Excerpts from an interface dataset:
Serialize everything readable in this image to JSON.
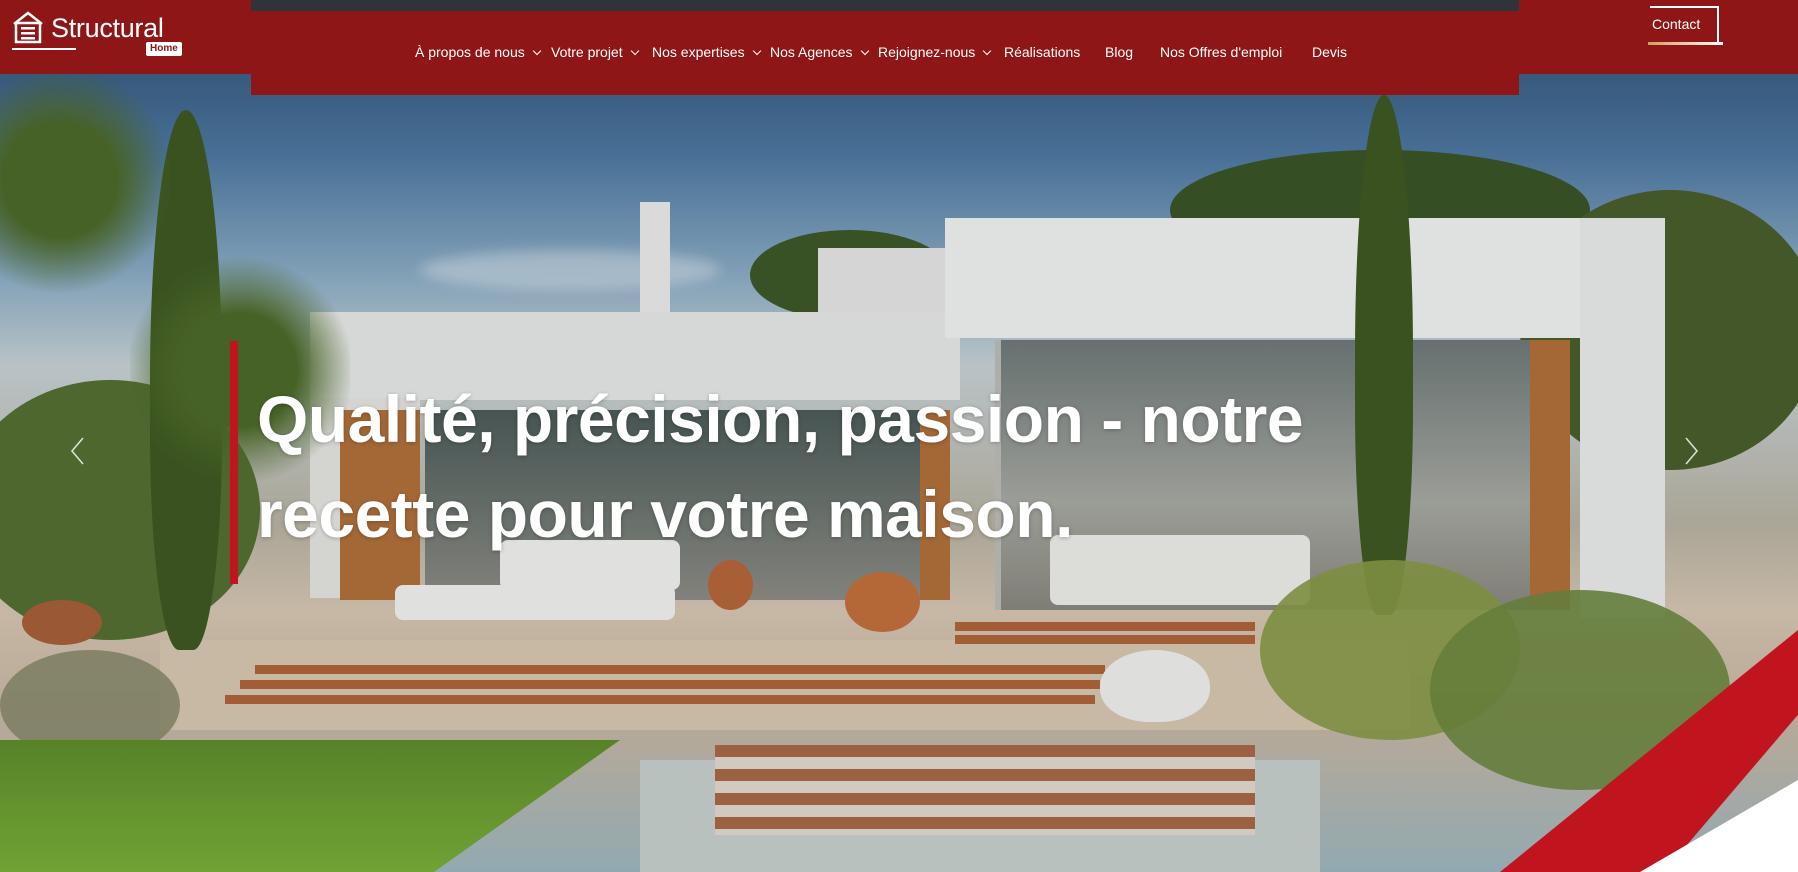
{
  "brand": {
    "name": "Structural",
    "sub": "Home",
    "primary_color": "#8e1617",
    "accent_color": "#c0151f"
  },
  "nav": {
    "items": [
      {
        "label": "À propos de nous",
        "has_dropdown": true
      },
      {
        "label": "Votre projet",
        "has_dropdown": true
      },
      {
        "label": "Nos expertises",
        "has_dropdown": true
      },
      {
        "label": "Nos Agences",
        "has_dropdown": true
      },
      {
        "label": "Rejoignez-nous",
        "has_dropdown": true
      },
      {
        "label": "Réalisations",
        "has_dropdown": false
      },
      {
        "label": "Blog",
        "has_dropdown": false
      },
      {
        "label": "Nos Offres d'emploi",
        "has_dropdown": false
      },
      {
        "label": "Devis",
        "has_dropdown": false
      }
    ],
    "contact_label": "Contact"
  },
  "hero": {
    "headline_line1": "Qualité, précision, passion - notre",
    "headline_line2": "recette pour votre maison.",
    "prev_icon": "chevron-left-icon",
    "next_icon": "chevron-right-icon"
  }
}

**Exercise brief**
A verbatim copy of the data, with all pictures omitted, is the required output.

**Task response**
Serialize everything readable in this image to JSON.
{
  "brand": {
    "name": "Structural",
    "sub": "Home",
    "primary_color": "#8e1617",
    "accent_color": "#c0151f"
  },
  "nav": {
    "items": [
      {
        "label": "À propos de nous",
        "has_dropdown": true
      },
      {
        "label": "Votre projet",
        "has_dropdown": true
      },
      {
        "label": "Nos expertises",
        "has_dropdown": true
      },
      {
        "label": "Nos Agences",
        "has_dropdown": true
      },
      {
        "label": "Rejoignez-nous",
        "has_dropdown": true
      },
      {
        "label": "Réalisations",
        "has_dropdown": false
      },
      {
        "label": "Blog",
        "has_dropdown": false
      },
      {
        "label": "Nos Offres d'emploi",
        "has_dropdown": false
      },
      {
        "label": "Devis",
        "has_dropdown": false
      }
    ],
    "contact_label": "Contact"
  },
  "hero": {
    "headline_line1": "Qualité, précision, passion - notre",
    "headline_line2": "recette pour votre maison.",
    "prev_icon": "chevron-left-icon",
    "next_icon": "chevron-right-icon"
  }
}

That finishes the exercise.